If you have read earlier reports here you will know that Andy Burnham has been my choice from day one and has received my first preference vote.
Voting papers dropped through my door Monday but I opted to follow the easy instructions and voted online.
It was quick, more convenient and as the Labour bumf explained costs the Labour Party less money.
If you believe that Labour is swimming in Union cash think again and stop reading Rupert Murdoch's and other right-wing publications.
Compared to the over-funded Conservatives the Labour Party is a poor relation.

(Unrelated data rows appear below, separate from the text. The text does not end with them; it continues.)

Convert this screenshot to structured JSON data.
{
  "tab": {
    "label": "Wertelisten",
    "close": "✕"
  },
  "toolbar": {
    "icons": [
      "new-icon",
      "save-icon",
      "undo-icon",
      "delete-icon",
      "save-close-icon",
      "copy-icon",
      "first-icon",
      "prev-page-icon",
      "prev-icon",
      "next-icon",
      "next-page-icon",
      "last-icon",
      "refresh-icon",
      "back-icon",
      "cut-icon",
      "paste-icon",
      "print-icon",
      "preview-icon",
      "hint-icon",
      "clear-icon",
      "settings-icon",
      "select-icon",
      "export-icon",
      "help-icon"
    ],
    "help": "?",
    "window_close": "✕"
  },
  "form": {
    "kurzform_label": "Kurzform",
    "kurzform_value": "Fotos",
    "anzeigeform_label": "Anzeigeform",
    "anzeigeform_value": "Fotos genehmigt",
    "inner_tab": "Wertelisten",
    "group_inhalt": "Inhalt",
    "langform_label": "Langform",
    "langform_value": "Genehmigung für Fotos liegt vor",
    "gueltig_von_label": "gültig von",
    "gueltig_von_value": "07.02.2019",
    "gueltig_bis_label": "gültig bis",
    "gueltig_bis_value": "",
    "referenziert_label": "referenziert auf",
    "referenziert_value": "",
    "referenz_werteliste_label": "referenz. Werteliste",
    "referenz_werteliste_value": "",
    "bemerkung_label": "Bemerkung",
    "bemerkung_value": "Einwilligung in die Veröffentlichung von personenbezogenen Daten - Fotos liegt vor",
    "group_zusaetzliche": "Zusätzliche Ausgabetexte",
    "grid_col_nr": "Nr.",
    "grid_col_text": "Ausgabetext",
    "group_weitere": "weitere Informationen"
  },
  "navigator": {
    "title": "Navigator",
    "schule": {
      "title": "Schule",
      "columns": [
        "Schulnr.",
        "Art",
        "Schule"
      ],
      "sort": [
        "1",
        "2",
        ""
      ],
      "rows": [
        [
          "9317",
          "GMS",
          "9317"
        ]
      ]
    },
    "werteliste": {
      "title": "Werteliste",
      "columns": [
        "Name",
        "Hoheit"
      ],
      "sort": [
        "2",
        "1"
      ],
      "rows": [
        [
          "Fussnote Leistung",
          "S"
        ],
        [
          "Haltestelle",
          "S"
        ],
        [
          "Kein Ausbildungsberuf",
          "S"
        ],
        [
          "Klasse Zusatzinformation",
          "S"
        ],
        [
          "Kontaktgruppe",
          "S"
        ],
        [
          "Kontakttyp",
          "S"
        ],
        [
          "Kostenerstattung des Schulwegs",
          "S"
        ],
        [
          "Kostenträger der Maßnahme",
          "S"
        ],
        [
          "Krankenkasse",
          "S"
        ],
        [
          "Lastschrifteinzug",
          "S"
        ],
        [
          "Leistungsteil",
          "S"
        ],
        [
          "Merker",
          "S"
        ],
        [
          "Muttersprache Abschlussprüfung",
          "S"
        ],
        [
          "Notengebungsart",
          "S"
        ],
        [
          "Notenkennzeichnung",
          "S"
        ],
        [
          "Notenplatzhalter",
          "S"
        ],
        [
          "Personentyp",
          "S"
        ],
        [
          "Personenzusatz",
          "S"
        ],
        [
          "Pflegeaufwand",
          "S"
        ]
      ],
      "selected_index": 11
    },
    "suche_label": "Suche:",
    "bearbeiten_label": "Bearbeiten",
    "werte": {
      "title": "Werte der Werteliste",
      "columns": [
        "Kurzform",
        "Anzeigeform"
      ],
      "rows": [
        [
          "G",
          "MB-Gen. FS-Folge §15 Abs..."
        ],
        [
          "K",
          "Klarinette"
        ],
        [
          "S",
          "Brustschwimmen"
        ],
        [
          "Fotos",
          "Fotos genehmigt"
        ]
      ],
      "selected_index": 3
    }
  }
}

That is because Labour's policies and politicians by and large work for the good of all but particularly the poor and vulnerable of the U.K.
These supporters are not able to throw thousands of pounds at the party in effect purchasing government.
If you are still deciding who to vote for in the leadership race you have until noon Thursday September 10 to make up your mind and vote.
Don't dither too long though.
If you vote online it is in my opinion a much easier process though it will not be available to all.
The vote here in Hull includes:
But, in our insecure, modern world, for far too many people, these dreams are dying.
Opinion: Burnham is the one candidate that has broad appeal, in the north and the south, who can help the Labour Party formulate policies which will win the 2020 General Election.
The above is only a small part of his manifesto in the leadership campaign.
Check it out in full here and share your opinion with the #andy4leader team.
It follows his visit to Leeds, Yorkshire, earlier this week and focuses on the next U.K. general election scheduled for 2020;
Corbyn harnesses Northern voices to make the case for investing in the North